The desired cat was a spotted and later marbled tabby, in Sepia colours with a ticked overlay.
Therefore the accepted colours are Seal Sepia, Chocolate Sepia, Cinnamon Sepia, Blue Sepia, Lilac Sepia, and Fawn Sepia in spotted or marbled tabby pattern.
We do not feel that additional hybridisation with the source breeds is needed to maintain the health of the breed at this point in time at higher generations than is allowed in TICA. Therefore it is listed in TICA as a Category I breed (no outcrosses to other breeds within a 3 generation pedigree for showing in championship).
This is also consistent with the registration requirements in Australia. However there are further considerations that we recommend. It is strongly suggested that no further outcrosses be made using the Abyssinian and Burmese breeds.

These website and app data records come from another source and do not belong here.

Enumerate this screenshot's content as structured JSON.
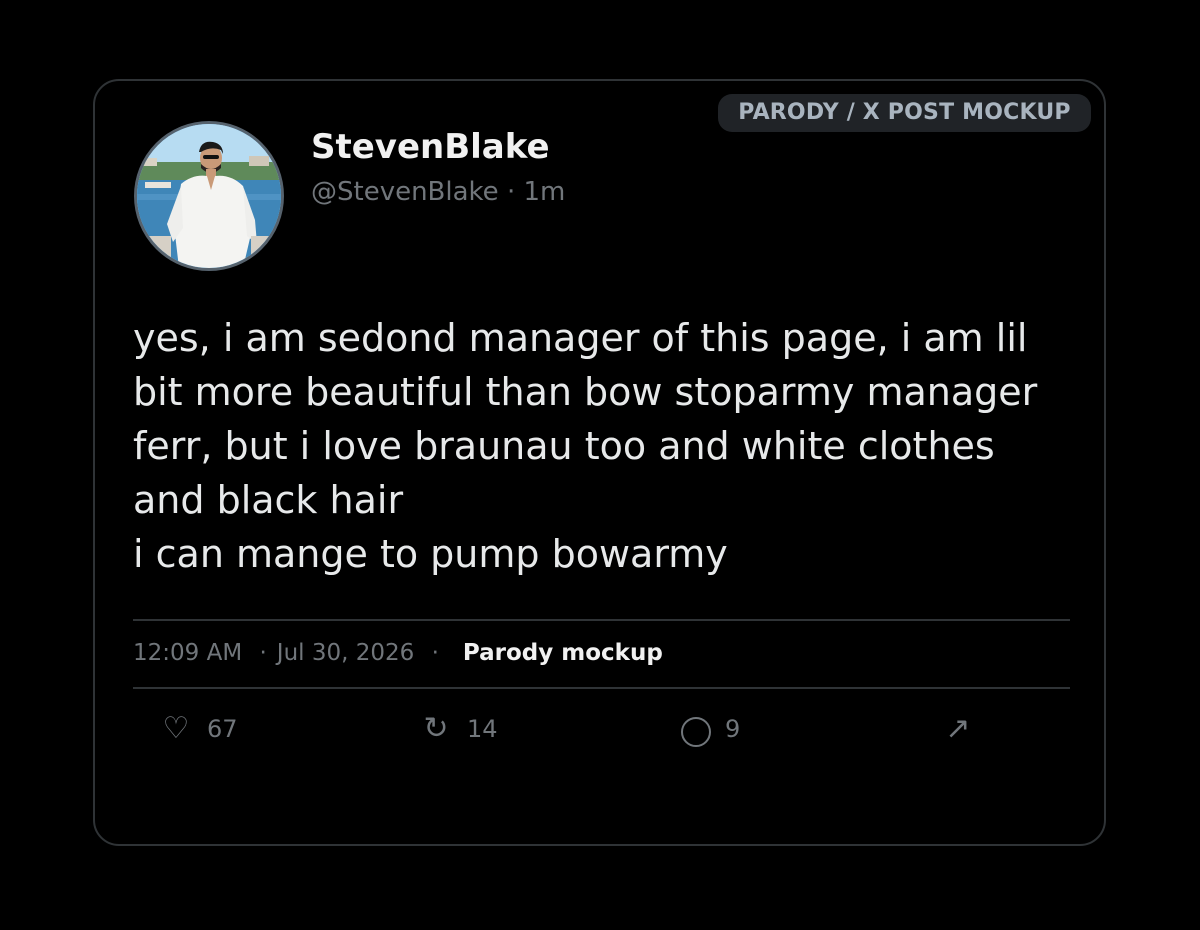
{
  "badge": "PARODY / X POST MOCKUP",
  "user": {
    "display_name": "StevenBlake",
    "handle": "@StevenBlake",
    "separator": "·",
    "time_ago": "1m",
    "avatar_icon": "profile-photo"
  },
  "post": {
    "lines": [
      "yes, i am sedond manager of this page, i am lil",
      "bit more beautiful than bow stoparmy manager",
      "ferr, but i love braunau too and white clothes",
      "and black hair",
      "i can mange to pump bowarmy"
    ]
  },
  "meta": {
    "time": "12:09 AM",
    "date": "Jul 30, 2026",
    "separator": "·",
    "source": "Parody mockup"
  },
  "actions": {
    "like": {
      "icon": "heart-icon",
      "glyph": "♡",
      "count": "67"
    },
    "retweet": {
      "icon": "retweet-icon",
      "glyph": "↻",
      "count": "14"
    },
    "reply": {
      "icon": "reply-icon",
      "count": "9"
    },
    "share": {
      "icon": "share-icon",
      "glyph": "↗"
    }
  },
  "colors": {
    "background": "#000000",
    "card_border": "#2f3336",
    "text_primary": "#e7e9ea",
    "text_secondary": "#71767b",
    "badge_bg": "#202327"
  }
}
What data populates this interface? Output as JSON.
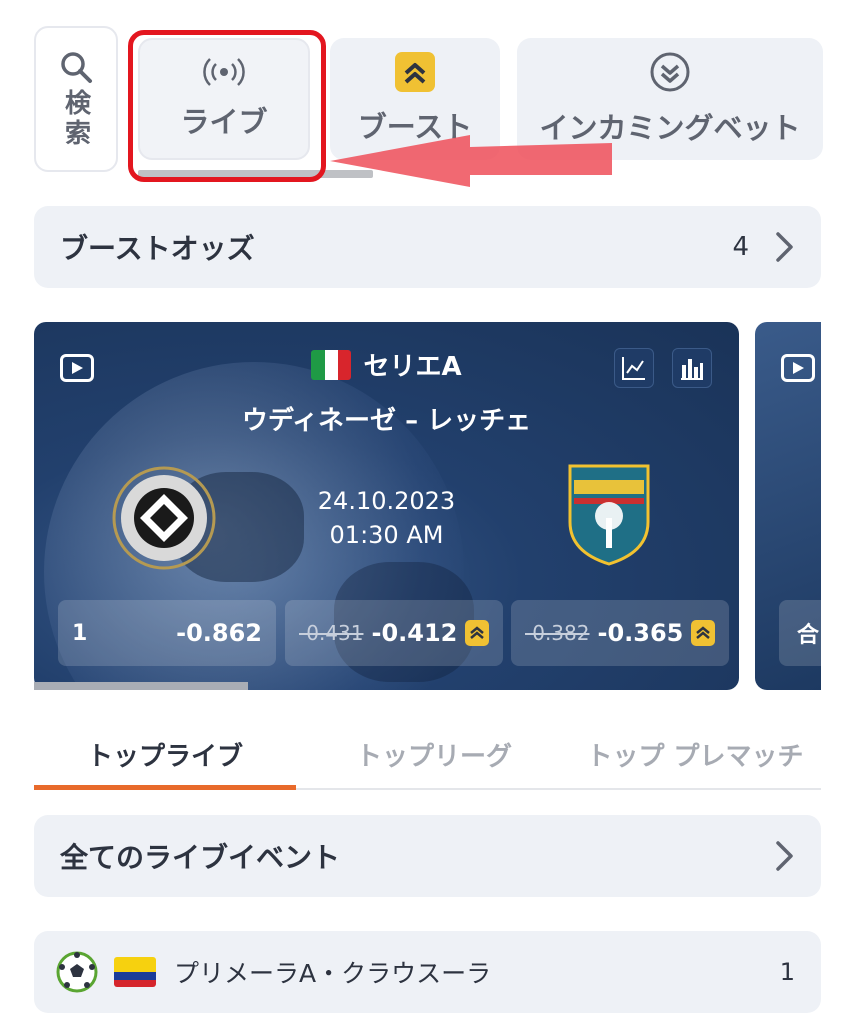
{
  "nav": {
    "search_label": "検索",
    "live_label": "ライブ",
    "boost_label": "ブースト",
    "incoming_label": "インカミングベット"
  },
  "boost_odds": {
    "title": "ブーストオッズ",
    "count": "4"
  },
  "match_card": {
    "league": "セリエA",
    "match": "ウディネーゼ – レッチェ",
    "date": "24.10.2023",
    "time": "01:30 AM",
    "odds": [
      {
        "label": "1",
        "old": "",
        "value": "-0.862",
        "boosted": false
      },
      {
        "label": "",
        "old": "-0.431",
        "value": "-0.412",
        "boosted": true
      },
      {
        "label": "",
        "old": "-0.382",
        "value": "-0.365",
        "boosted": true
      }
    ],
    "next_card_label": "合"
  },
  "tabs": [
    {
      "label": "トップライブ",
      "active": true
    },
    {
      "label": "トップリーグ",
      "active": false
    },
    {
      "label": "トップ プレマッチ",
      "active": false
    }
  ],
  "all_live": {
    "title": "全てのライブイベント"
  },
  "league_row": {
    "name": "プリメーラA・クラウスーラ",
    "count": "1"
  },
  "colors": {
    "highlight": "#e3161f",
    "accent": "#e86a2b",
    "boost": "#f0c133",
    "card_bg": "#22406d"
  }
}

The gene pool in the Burmese has issues of its own and outcrosses to the Abyssinian breed have resulted in various allergies that presented as skin and asthma like disorders. There are genetic health disorders in each of the two breeds as well. DNA testing is available for most of these, but at this point there is no test available to detect the cause of higher predisposition of South East Asian cats to develop FIP. The domestic cats in Australia are primarily identified as European sourced not Southeast Asian.
So it is our recommendation that further outcrosses be domestics, because the Australian Mists were developed in Australia from Australian cats we feel that this should continue at this point with any new bloodlines to be developed there or from cats sourced from Australia. Development of new lines in Australia is very closely controlled by the registries there. A breeder must first have a permit before they can develop new bloodlines.
Currently there are a couple of new lines being worked on – based on the addition of new domestic outcrosses. All progeny anticipated to be used in subsequent generations are being genetically tested before they are bred further –selecting against undesirable recessive factors such as the pointed gene cs and longhair.
GENETIC TESTING AND BLOOD TYPING
Many Australian Mists have already been DNA tested for a number of genetically carried aliments as well as Type B blood. One of the last group of domestics that was used was a Type A/B (b carrier) and it has shown up in the genetic testing. It is not felt that the gene pool is large enough to be divided into two groups – the A and the B blood types, so most Mist breeders are DNA testing and working to reduce, then eliminate the B group over a period of time.
PYRUVATE KINASE DEFICIENCY (PK DEF)
Dr. Lyons included some of the Australian Mists in a survey genetic testing in the United Kingdom and one or two were heterozygous for PK Def. Subsequent testing has been done and no homozygotes have been found. All of the cats imported from Australia to the U.S. have been tested and are negative. Selective breeding will eliminate this issue from the breed.
A number of AustralianMists have been tested for Burmese hypokalemia and none have tested positive. No cases of the ailment have arisen either, so it is believed that the breed is free of the ailment.
FAR FUTURE PLANS
Dr. Straede has always bred her Mists with health and temperament as major concerns and it is our intent to continue that legacy. She is also a scientist however and if there are further revelations in genetic testing in the future – such as highly disease resistant lines of cats then we could consider judicious outcrossing to such sources regardless of geographic location while still maintaining the type and temperament of the original breed.